Scablands from basalt and flooding

The Columbia River continues to cut into basalt

As many as 100 floods deposited layers of sediment atop the basalt that today provide the soil for growing some of the best wine grapes and hence wines in the country and in some cases, the world. These are the wines of Oregon and Washington State.

President Obama Speaks to Youth and Law Enforcement in Camden NJ

From the White House:

Today, the President is in Camden to talk about the promising progress that city is making in enhancing community policing. Last December, President Obama launched the Task Force on 21st Century Policing to better understand specific policing challenges and help communities identify actions they can take to improve law enforcement and enhance community engagement. Since that time, we have seen law enforcement agencies around the country working harder than ever to make the promise of community policing real.

Many of the Task Force’s recommendations emphasize the opportunity for departments to better use data and technology to build community trust. As a response, the White House has launched the Police Data Initiative, which has mobilized 21 leading jurisdictions across the country to take fast action on concrete deliverables responding to these Task Force recommendations in the area of data and technology. Camden is one such jurisdiction.

Live at 3:10pm Eastern Time. UPDATE: The speech has concluded.
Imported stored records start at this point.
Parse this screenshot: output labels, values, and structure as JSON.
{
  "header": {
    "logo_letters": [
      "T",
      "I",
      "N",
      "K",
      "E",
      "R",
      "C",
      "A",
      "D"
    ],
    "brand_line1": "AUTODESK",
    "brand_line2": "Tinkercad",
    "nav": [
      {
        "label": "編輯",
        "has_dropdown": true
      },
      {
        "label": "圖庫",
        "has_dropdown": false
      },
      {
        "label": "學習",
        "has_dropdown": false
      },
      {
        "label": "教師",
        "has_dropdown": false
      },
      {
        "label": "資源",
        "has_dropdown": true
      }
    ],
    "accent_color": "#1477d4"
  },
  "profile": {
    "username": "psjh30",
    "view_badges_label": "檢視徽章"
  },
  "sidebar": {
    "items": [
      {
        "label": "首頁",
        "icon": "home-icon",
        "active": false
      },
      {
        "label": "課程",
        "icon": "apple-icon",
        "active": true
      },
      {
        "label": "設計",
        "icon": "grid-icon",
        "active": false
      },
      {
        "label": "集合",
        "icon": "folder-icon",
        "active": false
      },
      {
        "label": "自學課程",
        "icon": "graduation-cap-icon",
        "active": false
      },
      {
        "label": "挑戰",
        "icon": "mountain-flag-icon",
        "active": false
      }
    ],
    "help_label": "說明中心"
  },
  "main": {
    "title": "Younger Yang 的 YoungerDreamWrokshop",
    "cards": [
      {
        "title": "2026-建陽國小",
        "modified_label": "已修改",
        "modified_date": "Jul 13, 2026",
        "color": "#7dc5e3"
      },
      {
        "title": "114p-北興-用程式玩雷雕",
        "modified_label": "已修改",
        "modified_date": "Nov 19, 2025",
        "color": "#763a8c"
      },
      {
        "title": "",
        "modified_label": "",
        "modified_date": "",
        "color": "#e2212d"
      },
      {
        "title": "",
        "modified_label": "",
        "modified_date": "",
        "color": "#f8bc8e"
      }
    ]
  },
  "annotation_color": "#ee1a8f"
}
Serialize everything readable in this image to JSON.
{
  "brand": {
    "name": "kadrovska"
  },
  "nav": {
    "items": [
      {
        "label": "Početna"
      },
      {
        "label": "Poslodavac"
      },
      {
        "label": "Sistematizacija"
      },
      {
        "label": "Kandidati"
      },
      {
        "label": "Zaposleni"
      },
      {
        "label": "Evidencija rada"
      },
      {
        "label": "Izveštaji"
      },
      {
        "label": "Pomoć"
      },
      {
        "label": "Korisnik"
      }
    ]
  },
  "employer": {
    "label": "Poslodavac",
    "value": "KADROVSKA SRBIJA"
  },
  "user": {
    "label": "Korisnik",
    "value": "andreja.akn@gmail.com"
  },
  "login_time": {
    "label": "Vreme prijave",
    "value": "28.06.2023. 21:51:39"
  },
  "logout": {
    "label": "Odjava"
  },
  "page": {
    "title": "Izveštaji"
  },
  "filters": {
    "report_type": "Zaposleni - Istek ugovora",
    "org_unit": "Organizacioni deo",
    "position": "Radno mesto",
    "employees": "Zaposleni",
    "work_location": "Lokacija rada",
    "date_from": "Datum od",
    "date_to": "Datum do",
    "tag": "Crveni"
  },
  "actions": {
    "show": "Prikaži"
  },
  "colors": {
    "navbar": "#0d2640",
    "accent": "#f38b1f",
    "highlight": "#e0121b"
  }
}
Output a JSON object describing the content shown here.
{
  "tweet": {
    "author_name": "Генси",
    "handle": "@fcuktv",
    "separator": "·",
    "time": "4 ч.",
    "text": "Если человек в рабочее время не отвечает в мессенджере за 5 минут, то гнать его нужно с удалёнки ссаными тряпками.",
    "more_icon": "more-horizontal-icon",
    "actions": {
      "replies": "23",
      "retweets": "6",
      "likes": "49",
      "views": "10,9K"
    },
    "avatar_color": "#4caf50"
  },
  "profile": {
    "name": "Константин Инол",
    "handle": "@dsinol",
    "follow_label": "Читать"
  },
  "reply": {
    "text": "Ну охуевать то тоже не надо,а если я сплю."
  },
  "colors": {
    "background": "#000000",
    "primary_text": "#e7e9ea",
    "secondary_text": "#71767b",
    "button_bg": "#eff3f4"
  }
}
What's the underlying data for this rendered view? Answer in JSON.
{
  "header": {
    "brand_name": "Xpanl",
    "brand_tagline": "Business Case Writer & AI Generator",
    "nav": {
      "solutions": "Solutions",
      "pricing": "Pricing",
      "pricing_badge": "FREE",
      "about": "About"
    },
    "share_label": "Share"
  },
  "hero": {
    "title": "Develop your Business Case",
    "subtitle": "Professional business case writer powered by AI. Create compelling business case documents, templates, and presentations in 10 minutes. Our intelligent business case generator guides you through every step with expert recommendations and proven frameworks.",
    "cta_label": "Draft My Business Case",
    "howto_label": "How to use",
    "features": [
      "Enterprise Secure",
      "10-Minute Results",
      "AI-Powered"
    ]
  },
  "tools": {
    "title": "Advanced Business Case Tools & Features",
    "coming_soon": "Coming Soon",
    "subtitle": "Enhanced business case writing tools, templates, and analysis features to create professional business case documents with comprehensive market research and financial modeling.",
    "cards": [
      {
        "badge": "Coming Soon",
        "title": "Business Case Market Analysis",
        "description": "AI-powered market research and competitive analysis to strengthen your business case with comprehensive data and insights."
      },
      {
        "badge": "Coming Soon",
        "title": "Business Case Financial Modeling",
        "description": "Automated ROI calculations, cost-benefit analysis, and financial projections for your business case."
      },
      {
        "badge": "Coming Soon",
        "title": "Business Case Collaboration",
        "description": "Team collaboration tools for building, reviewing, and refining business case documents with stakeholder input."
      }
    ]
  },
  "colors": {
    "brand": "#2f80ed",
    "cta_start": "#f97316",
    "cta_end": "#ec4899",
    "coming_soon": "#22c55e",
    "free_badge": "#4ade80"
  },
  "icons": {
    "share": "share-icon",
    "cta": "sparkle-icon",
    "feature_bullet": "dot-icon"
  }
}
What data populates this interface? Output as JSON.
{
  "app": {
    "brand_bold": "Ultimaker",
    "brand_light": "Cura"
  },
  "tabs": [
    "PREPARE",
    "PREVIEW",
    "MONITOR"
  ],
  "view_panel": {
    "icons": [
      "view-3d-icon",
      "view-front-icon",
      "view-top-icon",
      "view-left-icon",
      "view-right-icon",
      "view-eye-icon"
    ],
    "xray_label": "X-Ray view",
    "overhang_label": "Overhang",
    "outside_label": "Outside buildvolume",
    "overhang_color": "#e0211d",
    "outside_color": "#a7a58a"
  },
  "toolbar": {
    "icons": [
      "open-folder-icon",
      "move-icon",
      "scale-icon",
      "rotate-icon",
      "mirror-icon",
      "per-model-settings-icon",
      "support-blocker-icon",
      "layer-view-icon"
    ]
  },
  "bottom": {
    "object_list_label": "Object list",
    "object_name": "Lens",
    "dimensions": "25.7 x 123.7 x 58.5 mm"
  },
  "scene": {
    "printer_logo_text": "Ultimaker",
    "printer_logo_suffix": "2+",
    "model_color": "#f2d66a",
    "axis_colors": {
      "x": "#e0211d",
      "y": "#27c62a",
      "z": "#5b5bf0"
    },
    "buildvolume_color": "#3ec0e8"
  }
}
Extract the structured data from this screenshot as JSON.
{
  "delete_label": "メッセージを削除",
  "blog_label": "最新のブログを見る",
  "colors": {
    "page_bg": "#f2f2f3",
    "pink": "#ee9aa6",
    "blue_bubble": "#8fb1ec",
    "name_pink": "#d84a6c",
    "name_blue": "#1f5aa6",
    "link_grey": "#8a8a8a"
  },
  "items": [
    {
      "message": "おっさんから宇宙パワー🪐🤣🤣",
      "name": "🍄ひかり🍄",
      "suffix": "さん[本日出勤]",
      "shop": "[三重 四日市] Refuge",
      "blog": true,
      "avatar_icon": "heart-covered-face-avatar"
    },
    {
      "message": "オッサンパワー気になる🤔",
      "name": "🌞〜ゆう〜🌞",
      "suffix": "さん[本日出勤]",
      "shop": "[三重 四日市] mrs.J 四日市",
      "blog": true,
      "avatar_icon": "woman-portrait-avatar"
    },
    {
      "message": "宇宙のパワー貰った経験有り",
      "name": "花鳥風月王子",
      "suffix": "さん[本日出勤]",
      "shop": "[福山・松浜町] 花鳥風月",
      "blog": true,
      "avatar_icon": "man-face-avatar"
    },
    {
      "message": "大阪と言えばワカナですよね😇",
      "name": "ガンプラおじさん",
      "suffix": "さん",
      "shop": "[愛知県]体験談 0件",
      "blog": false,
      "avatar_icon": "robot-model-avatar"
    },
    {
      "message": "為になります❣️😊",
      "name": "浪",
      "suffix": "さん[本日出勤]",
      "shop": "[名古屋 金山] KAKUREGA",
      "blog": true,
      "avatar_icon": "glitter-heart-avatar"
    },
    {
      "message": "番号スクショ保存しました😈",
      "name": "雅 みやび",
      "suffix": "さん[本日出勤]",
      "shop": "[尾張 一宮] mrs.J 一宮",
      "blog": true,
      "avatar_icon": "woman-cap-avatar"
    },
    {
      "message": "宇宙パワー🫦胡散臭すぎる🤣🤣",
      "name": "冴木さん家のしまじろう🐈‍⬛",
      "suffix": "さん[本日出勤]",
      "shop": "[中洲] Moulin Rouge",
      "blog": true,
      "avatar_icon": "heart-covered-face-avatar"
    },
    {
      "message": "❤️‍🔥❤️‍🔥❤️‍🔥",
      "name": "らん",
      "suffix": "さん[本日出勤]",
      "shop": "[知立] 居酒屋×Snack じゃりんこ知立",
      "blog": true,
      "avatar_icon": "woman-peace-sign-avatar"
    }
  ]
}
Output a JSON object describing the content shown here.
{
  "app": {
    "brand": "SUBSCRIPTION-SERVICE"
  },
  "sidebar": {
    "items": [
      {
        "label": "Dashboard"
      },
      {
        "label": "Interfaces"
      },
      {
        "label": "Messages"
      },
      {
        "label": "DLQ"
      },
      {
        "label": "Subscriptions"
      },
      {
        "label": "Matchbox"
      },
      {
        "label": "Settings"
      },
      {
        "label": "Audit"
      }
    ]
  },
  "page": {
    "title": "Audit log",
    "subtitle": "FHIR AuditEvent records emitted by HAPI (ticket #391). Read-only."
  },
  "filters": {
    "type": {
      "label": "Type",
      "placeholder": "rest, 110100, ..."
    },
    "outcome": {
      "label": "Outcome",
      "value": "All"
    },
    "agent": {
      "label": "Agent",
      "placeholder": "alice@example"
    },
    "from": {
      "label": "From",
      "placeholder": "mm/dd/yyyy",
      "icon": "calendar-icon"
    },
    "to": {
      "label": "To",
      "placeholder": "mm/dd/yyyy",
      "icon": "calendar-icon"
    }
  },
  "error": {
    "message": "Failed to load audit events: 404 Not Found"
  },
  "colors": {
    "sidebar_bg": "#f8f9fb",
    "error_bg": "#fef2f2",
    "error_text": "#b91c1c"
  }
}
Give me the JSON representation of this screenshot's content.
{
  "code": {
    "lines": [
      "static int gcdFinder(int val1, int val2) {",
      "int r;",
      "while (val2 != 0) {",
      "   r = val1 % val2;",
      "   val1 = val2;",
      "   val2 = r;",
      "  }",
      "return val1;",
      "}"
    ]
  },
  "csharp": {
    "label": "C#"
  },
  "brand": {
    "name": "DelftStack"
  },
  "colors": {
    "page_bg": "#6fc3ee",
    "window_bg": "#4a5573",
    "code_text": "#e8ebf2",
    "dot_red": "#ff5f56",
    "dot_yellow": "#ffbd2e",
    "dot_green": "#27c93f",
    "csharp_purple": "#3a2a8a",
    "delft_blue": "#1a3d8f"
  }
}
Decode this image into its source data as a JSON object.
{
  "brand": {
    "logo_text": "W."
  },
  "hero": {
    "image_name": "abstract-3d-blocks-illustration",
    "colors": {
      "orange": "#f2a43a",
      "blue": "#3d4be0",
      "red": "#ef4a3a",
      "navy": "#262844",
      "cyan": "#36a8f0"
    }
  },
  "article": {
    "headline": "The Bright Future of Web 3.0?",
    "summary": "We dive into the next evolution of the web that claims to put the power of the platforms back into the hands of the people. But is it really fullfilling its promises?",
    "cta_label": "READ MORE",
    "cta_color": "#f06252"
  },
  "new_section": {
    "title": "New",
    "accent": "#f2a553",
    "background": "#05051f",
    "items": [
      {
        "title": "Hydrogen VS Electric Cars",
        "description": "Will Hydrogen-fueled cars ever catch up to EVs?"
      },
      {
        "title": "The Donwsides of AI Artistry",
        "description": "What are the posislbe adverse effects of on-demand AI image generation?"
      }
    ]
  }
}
(President Obama Speaks to Youth and Law Enforcement – Camden, New Jersey – Start time 3:10 PM EDT)

UPDATE: Transcript